What to do: Could you filter the material and copy every line where the word "JSON" occurs?

Material for this task:
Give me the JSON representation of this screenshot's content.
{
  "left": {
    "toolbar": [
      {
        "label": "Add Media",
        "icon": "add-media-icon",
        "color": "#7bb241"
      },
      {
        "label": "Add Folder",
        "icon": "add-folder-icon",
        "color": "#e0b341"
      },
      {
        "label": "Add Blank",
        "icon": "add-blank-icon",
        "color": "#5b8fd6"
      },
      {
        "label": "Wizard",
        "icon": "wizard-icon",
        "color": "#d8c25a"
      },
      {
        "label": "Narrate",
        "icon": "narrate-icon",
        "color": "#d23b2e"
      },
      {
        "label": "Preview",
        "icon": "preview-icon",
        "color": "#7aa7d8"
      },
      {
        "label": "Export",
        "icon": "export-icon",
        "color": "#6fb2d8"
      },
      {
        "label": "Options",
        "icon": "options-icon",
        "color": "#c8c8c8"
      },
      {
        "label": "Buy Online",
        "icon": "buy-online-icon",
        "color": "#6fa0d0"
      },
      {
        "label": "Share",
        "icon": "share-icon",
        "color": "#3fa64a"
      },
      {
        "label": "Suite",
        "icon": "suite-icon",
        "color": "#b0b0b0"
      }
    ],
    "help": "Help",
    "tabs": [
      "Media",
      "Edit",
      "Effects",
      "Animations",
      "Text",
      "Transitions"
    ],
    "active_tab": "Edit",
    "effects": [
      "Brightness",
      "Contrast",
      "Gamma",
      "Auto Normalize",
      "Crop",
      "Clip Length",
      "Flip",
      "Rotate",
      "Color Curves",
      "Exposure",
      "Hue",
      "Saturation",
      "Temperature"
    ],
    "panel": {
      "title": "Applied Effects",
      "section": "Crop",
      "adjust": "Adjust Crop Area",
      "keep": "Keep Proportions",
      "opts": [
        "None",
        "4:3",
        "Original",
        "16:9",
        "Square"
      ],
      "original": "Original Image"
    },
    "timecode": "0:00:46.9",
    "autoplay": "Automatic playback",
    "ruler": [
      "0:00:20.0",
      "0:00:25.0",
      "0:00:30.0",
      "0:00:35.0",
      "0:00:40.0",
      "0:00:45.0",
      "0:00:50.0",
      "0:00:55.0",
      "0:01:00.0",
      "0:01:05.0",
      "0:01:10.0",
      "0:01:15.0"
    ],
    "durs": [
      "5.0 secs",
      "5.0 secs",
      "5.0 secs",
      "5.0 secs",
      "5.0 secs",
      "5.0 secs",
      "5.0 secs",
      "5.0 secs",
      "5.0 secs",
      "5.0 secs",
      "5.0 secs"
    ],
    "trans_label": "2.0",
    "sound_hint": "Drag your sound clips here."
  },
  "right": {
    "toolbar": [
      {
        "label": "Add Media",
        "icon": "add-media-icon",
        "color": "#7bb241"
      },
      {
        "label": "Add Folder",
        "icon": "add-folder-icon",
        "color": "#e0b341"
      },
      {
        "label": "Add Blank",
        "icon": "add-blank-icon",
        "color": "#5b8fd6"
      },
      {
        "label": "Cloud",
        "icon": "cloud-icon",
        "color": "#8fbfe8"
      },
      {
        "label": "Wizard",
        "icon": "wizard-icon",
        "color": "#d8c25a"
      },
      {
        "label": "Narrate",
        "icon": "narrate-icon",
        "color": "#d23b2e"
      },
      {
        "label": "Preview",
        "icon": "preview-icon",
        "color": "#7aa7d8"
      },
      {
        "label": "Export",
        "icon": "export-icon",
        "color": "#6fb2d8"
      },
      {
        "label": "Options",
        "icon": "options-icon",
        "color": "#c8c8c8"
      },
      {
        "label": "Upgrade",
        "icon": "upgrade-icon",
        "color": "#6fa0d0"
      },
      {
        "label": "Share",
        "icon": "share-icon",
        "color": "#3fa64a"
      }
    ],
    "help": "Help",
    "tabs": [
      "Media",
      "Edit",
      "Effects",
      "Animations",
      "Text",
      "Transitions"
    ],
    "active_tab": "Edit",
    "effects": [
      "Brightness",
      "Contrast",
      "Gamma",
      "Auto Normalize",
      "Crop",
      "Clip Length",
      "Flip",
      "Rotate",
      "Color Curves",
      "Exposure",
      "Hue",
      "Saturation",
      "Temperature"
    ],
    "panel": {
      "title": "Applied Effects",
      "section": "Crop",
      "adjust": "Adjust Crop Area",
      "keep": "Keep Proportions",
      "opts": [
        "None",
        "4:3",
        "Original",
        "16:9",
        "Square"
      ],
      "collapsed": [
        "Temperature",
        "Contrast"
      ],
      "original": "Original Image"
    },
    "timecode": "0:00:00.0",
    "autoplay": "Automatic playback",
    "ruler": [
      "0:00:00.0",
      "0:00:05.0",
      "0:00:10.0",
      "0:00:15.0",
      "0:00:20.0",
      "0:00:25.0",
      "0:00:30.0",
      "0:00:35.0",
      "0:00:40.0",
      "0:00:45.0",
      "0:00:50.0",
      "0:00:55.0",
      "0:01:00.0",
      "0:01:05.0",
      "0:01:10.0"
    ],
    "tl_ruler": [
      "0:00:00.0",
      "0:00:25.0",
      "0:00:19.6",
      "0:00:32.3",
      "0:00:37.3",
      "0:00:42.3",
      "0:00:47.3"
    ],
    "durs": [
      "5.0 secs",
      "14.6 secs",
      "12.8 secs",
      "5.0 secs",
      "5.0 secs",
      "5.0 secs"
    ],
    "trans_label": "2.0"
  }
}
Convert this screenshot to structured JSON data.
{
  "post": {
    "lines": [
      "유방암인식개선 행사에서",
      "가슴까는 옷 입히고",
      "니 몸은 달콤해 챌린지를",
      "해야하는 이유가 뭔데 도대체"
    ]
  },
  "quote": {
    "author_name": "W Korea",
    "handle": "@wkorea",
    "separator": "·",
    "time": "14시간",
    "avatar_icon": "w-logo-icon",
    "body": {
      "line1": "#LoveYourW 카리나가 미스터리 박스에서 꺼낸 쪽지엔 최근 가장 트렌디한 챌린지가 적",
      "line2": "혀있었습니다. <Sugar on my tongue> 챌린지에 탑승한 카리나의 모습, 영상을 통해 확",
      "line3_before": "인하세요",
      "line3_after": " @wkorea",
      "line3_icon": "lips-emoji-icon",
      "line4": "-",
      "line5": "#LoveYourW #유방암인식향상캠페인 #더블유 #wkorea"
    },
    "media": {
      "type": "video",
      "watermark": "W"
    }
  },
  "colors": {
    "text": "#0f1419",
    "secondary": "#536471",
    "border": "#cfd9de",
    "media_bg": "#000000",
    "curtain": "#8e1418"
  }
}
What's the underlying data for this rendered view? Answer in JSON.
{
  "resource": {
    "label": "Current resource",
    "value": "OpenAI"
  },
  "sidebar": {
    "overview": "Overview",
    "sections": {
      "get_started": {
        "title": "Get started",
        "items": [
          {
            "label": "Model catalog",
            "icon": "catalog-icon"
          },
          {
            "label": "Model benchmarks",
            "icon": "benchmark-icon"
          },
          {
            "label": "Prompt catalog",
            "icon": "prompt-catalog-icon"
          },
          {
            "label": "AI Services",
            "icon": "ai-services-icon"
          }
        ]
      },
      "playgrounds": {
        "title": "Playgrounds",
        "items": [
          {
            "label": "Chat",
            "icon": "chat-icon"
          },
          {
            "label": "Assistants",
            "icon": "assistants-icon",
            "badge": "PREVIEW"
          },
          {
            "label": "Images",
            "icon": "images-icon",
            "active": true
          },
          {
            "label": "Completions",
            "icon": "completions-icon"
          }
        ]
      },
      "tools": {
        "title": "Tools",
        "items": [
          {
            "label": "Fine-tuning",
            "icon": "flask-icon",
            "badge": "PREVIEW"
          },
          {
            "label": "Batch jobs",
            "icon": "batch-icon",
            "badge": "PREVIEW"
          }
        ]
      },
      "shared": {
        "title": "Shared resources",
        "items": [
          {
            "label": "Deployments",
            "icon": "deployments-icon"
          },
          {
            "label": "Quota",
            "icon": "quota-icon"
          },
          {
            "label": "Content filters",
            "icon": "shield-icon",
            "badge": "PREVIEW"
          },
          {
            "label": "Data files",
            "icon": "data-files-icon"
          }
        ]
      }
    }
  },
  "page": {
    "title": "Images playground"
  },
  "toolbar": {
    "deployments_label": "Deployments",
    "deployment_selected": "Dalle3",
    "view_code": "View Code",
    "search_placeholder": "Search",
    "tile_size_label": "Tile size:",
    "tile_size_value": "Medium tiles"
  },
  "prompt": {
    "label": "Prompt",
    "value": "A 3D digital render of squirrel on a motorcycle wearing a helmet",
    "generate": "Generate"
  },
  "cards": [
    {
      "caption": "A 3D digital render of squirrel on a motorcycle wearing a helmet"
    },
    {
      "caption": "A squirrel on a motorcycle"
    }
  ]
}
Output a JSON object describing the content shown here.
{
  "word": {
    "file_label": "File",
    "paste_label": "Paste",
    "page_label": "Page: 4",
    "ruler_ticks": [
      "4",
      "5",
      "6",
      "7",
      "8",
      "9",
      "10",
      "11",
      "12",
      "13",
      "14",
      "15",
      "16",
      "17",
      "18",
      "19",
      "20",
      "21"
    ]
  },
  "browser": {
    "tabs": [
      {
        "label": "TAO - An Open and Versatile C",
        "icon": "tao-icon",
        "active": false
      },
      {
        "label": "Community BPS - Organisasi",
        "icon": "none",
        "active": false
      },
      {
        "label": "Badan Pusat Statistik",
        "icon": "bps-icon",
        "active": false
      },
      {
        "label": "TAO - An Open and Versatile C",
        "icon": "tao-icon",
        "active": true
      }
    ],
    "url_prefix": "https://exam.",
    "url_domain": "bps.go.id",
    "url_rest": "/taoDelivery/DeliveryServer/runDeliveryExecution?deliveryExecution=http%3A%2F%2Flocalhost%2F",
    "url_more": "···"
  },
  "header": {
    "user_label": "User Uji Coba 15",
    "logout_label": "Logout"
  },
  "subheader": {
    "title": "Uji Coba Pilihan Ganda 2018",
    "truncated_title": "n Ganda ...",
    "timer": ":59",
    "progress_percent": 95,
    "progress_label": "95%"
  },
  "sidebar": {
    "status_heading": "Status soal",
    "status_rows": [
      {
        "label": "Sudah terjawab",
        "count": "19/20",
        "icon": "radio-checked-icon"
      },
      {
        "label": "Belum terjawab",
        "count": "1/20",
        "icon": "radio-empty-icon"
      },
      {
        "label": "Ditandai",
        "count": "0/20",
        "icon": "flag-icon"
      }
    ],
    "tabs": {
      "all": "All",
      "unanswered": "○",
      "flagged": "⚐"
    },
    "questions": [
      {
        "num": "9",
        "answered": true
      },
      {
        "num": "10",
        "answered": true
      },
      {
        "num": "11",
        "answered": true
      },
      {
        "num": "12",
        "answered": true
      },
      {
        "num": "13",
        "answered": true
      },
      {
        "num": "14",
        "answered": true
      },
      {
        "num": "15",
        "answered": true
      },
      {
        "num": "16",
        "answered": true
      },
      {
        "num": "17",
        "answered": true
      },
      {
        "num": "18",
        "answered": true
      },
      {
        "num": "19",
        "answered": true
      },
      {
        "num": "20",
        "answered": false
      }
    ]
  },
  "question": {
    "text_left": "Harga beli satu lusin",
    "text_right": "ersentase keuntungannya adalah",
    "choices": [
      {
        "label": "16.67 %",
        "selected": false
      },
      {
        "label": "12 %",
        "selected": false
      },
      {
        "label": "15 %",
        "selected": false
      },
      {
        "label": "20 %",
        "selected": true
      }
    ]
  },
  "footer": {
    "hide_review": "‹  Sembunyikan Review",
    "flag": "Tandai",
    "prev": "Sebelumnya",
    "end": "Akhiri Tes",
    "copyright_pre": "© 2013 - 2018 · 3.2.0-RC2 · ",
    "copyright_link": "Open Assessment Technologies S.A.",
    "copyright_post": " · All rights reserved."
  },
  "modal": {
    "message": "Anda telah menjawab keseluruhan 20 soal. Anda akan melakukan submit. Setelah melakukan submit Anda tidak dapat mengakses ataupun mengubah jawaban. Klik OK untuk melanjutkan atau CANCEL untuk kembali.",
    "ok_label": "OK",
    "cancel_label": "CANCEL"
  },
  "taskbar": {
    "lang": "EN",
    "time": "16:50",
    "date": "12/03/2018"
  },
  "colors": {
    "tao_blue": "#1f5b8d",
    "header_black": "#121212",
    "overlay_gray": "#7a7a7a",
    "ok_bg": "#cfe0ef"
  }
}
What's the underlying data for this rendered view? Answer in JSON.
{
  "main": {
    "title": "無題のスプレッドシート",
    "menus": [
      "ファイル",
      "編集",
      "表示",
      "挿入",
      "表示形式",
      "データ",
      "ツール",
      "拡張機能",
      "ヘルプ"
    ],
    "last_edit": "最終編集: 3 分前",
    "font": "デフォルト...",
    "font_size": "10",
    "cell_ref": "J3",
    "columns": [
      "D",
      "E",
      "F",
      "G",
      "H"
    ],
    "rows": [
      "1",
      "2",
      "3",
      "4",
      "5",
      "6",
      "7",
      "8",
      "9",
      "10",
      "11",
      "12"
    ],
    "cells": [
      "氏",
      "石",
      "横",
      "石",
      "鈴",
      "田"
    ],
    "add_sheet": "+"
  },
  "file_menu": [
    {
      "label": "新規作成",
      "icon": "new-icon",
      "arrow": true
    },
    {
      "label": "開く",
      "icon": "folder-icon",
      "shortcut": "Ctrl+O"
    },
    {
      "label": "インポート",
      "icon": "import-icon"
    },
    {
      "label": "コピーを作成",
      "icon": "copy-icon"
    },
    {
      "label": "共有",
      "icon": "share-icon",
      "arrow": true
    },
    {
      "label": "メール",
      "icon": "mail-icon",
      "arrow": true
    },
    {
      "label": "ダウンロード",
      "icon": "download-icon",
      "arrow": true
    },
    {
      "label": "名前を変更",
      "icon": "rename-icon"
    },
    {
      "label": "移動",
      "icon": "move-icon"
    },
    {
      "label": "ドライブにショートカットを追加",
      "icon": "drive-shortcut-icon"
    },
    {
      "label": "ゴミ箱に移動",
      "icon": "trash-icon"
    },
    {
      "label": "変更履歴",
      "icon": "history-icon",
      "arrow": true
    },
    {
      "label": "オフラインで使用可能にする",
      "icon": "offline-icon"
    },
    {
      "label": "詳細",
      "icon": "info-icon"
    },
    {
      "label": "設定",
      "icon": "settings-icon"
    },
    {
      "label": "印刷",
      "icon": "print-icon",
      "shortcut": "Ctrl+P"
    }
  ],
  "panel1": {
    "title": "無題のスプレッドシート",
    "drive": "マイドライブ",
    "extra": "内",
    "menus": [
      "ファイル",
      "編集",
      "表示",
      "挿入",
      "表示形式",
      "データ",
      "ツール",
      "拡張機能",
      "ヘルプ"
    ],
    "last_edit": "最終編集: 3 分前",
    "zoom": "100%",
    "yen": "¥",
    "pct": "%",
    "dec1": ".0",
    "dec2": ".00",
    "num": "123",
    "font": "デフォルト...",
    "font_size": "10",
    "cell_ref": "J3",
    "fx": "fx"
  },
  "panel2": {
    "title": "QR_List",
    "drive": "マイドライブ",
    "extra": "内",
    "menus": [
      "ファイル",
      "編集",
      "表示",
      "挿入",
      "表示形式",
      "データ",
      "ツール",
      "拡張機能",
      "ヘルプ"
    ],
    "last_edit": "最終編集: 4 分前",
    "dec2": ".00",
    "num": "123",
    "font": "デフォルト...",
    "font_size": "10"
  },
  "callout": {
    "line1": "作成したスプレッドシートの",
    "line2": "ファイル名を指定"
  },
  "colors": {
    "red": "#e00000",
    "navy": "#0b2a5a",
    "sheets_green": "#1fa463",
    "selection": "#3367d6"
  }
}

Written answer:
Give me the JSON representation of this screenshot's content.
Convert this screenshot to structured JSON data.
What's the underlying data for this rendered view? Answer in JSON.
Output a JSON object describing the content shown here.
What's the underlying data for this rendered view? Answer in JSON.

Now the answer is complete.